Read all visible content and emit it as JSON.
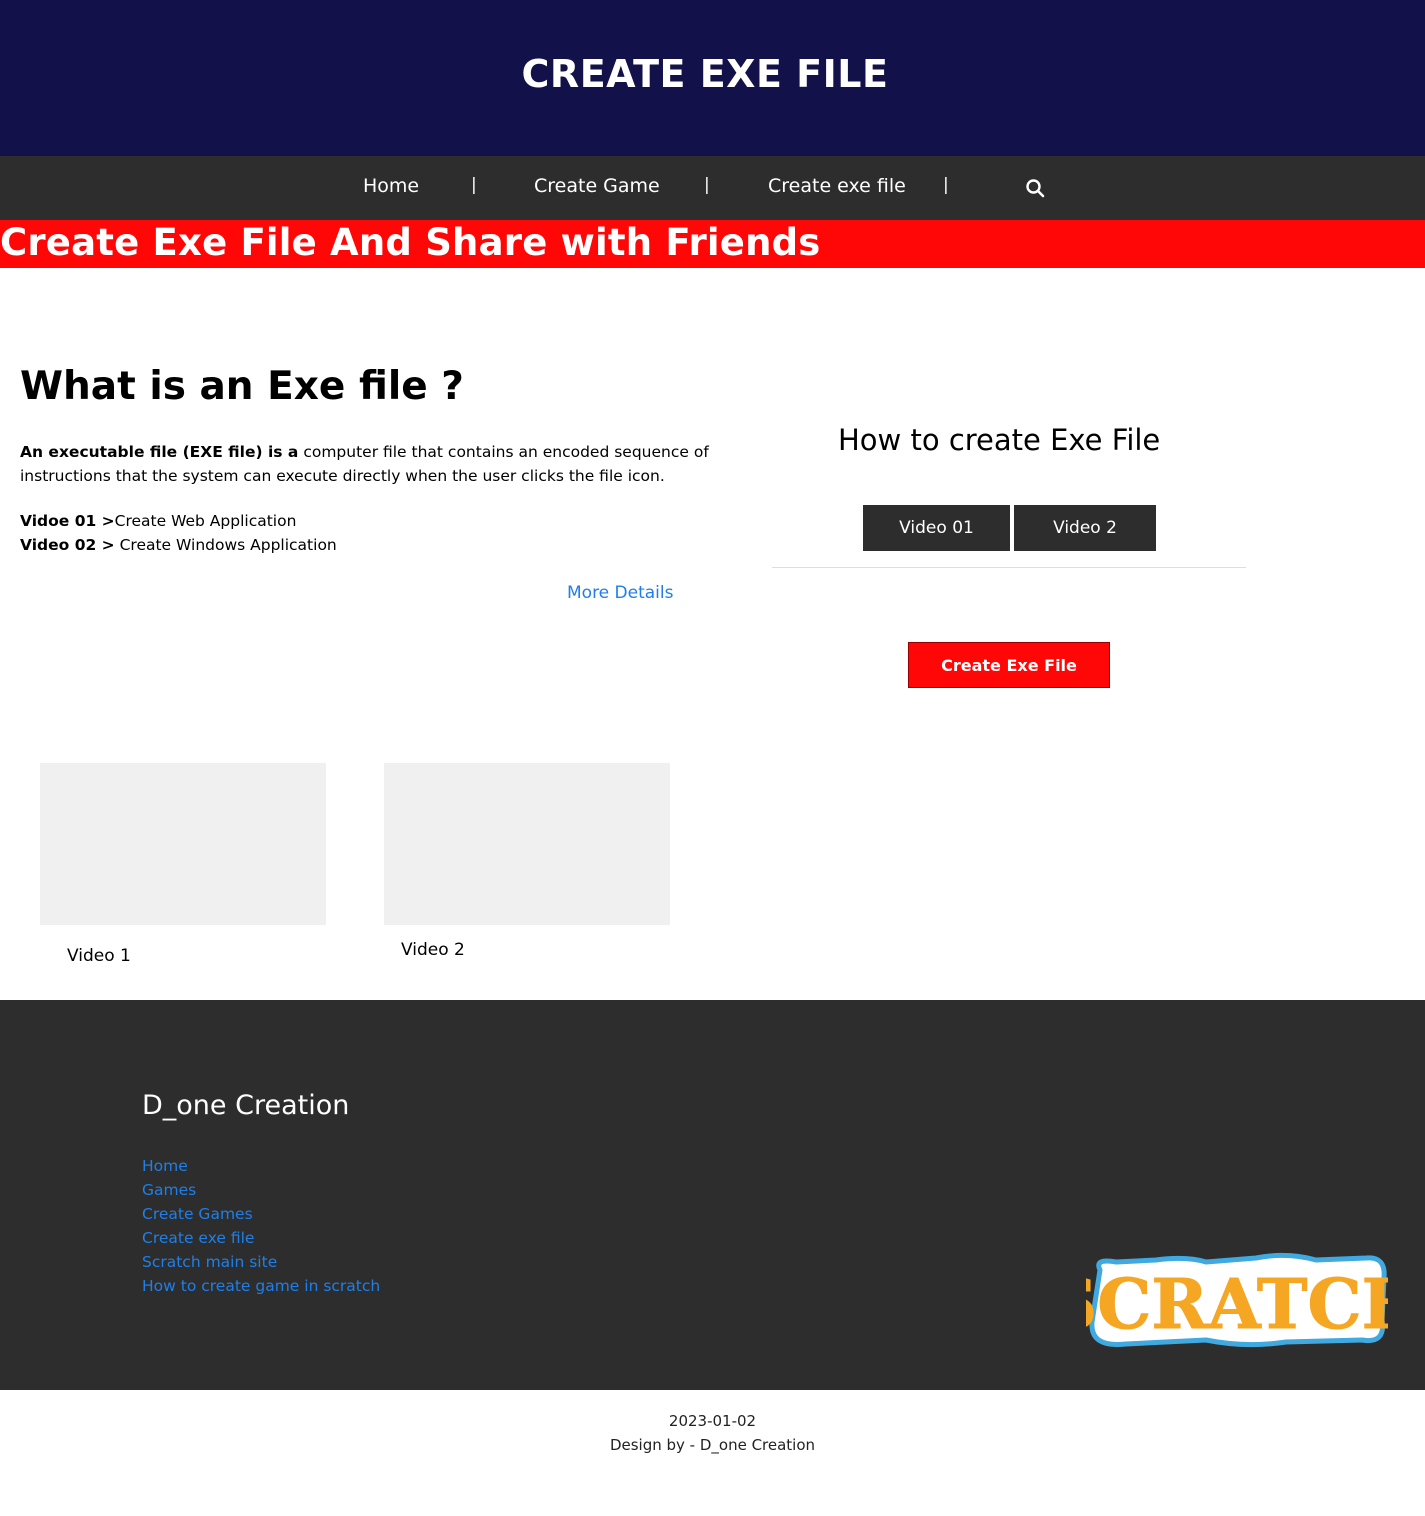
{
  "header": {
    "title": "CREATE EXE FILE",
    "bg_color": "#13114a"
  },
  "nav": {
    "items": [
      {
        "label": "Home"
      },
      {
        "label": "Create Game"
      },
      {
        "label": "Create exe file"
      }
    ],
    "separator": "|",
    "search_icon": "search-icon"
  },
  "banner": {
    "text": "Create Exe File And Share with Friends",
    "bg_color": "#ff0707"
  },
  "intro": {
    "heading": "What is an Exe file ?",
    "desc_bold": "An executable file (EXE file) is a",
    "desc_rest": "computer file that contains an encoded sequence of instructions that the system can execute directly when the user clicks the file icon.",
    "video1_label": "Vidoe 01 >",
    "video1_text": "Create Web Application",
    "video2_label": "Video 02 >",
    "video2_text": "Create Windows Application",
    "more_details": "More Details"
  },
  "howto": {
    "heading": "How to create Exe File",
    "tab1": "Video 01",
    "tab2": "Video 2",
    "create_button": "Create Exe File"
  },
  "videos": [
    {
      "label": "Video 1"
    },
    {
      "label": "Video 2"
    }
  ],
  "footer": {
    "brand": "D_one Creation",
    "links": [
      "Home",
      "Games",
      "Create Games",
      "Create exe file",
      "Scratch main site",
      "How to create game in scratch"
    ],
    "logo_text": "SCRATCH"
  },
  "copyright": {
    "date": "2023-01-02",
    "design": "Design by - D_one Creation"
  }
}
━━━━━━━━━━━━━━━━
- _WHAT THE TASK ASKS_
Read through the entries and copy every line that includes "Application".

- _RESPONSE TO THIS TASK_
    "video1_text": "Create Web Application",
    "video2_text": "Create Windows Application",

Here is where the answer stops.